Penn State Law to launch Indigent Criminal Justice Clinic
February 6, 2013
Penn State Law students will have the opportunity to practice criminal law in a new clinic set to begin operation in the fall. The Indigent Criminal Justice Clinic (ICJC) will give third-year students the experience of working with criminal defendants accused of misdemeanor offenses in the Centre County Court of Common Pleas. The students will work under the supervision of Casey McClain and Richard Settgast, both attorneys at the Centre County Public Defender Office.
“Students will take their academic knowledge and transform it into practical experience representing their own clients from the community, making contacts with other lawyers, and serving as ambassadors of Penn State Law,” said McClain. “In addition to getting a great experience it’s also a chance for the law school to give back to the community by serving a much needed role in the defense of indigent members of Centre County.”
Students will work as defense attorneys learning litigation, negotiation, and advocacy skills in both the clinic and the classroom. Students will conduct interviews of their clients and work to best represent the client through all phases of the criminal justice process.

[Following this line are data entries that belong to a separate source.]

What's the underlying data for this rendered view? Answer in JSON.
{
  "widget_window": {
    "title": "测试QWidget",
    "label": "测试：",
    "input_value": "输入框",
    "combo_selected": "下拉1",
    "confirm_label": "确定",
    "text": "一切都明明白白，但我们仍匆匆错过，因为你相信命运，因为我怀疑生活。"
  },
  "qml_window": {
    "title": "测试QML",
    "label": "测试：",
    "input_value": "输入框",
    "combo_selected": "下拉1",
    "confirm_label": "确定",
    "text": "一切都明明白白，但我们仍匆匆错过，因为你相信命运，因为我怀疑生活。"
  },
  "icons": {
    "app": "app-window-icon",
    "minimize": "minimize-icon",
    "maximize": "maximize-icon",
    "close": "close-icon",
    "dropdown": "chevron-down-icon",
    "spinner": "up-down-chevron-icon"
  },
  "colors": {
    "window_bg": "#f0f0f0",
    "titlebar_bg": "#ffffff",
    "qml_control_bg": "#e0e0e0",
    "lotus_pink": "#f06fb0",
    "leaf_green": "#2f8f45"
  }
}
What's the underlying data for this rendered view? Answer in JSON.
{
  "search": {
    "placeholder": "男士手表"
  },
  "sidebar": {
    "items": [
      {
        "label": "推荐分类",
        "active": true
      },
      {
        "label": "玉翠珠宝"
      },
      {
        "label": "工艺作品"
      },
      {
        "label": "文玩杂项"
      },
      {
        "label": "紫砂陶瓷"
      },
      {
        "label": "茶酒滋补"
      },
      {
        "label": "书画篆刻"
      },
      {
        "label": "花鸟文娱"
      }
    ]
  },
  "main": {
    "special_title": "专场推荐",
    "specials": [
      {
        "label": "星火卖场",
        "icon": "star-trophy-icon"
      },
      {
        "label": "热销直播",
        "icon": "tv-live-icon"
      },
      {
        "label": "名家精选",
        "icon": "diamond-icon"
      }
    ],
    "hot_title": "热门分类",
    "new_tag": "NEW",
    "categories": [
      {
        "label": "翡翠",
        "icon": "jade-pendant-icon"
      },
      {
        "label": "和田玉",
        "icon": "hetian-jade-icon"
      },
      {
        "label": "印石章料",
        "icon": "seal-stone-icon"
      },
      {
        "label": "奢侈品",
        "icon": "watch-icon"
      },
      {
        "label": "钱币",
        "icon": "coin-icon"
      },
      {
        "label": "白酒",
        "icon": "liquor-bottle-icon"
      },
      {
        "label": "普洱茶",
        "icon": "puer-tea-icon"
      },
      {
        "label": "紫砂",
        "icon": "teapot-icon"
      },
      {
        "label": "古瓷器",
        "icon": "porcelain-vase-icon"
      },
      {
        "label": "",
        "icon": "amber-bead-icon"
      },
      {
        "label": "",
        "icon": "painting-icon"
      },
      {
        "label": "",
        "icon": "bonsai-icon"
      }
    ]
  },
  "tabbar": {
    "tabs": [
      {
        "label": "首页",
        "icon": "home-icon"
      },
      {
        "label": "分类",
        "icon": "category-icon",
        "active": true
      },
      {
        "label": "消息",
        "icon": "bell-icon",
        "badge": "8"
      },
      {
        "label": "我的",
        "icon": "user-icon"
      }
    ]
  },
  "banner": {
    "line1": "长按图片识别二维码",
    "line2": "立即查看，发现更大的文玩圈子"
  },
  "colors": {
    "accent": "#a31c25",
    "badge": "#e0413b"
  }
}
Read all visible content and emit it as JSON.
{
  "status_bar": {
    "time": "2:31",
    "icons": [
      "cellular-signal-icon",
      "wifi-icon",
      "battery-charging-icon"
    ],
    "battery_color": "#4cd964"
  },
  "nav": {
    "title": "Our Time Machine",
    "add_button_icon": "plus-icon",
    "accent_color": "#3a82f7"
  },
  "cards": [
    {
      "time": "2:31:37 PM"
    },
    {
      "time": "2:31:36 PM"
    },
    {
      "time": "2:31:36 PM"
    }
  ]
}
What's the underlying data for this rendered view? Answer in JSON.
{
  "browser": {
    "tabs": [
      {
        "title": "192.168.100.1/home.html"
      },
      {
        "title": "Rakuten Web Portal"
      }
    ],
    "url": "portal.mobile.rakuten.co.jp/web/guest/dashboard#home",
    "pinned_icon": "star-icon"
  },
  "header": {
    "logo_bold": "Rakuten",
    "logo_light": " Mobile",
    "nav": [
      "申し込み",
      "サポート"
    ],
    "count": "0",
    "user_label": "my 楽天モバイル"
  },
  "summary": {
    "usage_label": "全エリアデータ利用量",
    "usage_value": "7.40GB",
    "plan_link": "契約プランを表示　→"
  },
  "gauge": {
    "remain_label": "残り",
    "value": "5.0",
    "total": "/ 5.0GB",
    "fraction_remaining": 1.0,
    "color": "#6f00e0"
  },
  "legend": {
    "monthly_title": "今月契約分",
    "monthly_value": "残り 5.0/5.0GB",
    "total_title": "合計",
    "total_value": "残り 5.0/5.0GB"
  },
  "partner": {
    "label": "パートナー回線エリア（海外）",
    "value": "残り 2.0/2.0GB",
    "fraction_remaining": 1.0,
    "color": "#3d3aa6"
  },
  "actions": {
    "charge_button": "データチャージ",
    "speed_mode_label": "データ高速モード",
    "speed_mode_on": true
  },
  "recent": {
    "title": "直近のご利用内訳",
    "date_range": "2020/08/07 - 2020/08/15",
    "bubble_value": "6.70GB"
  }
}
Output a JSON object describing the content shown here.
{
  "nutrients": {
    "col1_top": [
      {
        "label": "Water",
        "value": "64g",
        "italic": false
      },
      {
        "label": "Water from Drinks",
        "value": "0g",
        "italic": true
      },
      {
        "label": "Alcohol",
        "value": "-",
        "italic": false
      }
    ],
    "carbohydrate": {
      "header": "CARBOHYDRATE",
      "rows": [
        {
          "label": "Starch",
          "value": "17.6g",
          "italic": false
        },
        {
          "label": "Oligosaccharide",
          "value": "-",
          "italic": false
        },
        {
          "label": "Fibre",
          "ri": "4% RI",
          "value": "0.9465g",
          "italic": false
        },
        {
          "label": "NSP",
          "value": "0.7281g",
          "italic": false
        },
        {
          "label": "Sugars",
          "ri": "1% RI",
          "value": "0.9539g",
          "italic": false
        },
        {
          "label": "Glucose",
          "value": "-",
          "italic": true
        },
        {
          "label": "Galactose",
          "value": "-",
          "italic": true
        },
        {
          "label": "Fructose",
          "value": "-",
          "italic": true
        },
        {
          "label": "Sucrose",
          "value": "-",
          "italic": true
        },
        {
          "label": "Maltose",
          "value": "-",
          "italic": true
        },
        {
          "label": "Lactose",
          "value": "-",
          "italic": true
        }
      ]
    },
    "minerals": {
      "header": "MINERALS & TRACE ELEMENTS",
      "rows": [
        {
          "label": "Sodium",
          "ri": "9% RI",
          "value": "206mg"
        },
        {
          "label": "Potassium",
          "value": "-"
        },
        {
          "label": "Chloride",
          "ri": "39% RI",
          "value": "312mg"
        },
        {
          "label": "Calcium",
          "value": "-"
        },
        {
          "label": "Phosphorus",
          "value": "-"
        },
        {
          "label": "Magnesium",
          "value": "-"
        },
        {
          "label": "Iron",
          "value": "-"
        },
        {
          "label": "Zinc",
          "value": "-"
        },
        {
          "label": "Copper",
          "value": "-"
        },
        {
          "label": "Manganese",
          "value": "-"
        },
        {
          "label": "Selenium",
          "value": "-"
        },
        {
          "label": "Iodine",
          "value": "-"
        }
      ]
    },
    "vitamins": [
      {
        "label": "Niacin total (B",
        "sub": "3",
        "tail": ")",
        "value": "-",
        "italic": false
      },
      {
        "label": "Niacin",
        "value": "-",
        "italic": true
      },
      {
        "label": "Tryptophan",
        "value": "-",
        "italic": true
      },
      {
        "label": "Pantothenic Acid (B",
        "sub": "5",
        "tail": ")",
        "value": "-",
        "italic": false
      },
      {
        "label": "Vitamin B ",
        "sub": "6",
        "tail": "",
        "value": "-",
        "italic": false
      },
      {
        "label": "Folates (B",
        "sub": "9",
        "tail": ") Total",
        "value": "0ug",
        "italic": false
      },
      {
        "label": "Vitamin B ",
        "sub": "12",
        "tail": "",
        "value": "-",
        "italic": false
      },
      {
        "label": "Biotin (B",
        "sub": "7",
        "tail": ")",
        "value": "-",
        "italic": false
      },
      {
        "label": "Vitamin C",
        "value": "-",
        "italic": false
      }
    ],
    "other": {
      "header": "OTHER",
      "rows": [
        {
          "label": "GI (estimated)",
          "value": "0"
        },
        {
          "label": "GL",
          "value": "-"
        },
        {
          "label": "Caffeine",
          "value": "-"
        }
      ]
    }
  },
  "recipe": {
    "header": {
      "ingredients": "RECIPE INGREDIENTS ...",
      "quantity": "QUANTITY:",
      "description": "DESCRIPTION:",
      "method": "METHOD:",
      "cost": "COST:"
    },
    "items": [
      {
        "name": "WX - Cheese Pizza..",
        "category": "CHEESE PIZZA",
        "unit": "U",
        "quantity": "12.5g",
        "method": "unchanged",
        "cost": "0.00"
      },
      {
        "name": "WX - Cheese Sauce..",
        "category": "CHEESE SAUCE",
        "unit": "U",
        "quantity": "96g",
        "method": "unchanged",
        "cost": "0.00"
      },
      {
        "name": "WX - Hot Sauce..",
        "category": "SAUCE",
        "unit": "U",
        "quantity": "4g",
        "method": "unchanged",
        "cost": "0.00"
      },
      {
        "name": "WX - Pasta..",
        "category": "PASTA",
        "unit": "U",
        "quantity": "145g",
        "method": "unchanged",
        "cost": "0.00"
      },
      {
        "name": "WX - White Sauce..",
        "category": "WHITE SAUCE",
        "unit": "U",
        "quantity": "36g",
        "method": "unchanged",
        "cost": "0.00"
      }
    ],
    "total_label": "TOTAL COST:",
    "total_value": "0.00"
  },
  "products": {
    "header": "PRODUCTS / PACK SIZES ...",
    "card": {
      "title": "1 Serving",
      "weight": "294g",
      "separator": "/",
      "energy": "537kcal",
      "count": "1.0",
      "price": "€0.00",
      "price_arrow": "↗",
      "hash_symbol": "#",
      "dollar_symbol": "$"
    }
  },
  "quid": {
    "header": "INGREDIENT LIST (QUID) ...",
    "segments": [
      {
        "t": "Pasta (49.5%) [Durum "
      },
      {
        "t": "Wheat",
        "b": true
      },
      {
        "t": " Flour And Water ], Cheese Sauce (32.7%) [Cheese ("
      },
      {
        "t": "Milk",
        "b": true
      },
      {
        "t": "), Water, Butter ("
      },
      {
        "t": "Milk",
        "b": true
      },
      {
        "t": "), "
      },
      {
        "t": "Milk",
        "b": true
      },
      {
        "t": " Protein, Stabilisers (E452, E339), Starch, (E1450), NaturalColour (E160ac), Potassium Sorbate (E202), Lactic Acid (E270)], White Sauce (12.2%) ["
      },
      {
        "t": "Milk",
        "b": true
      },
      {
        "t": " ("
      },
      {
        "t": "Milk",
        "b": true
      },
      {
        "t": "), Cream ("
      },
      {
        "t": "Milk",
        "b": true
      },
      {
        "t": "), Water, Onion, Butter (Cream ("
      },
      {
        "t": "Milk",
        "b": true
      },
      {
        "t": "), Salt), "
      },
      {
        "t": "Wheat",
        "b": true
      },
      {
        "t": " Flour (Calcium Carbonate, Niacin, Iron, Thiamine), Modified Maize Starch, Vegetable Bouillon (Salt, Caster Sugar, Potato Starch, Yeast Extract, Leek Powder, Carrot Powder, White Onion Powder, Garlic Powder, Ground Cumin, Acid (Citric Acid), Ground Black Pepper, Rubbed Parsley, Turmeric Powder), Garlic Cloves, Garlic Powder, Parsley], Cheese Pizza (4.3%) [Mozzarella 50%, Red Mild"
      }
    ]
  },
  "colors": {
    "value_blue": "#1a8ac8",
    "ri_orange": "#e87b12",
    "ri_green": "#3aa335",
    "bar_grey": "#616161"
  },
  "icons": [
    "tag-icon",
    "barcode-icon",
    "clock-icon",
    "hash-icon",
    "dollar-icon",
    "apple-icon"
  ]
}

Referrals to the clinic will come through the Centre County Public Defender Office and are intended to provide criminal defendants who cannot afford private counsel, with highly effective representation that is client-centered, professional, and ethical.
“The clinic will be an invaluable opportunity to step out of the classroom and apply what I've learned to engage clients, gain real courtroom experience, and serve the local community,” said second-year law student Thomas Robins who hopes to join the clinic in the fall.
The clinic will be based in the Law School’s Innovation Park facility, which also houses the Center for Immigrants' Rights
, the Civil Rights Appellate Clinic
, the Family Law Clinic
, the International Sustainable Development Projects Clinic
, and the Rural Economic Development Clinic
. The facility, which is set up to function like a law firm, includes conference rooms, private offices, and a central open area with individual student work spaces. The law school also operates the Community Law Clinic
and the Children's Advocacy Clinic
in Carlisle, PA.
“The addition of our new Indigent Criminal Justice Clinic provides Penn State Law students with an unprecedented range of clinical opportunities, from civil to criminal, transactional to litigation, domestic to international," said Dean Phil McConnaughay. "In combination with the law school’s exceptional externship opportunities, the Semester in Washington, D.C.
program and our International Justice Externship
at the Hague, experiential learning at Penn State Law is unmatched.”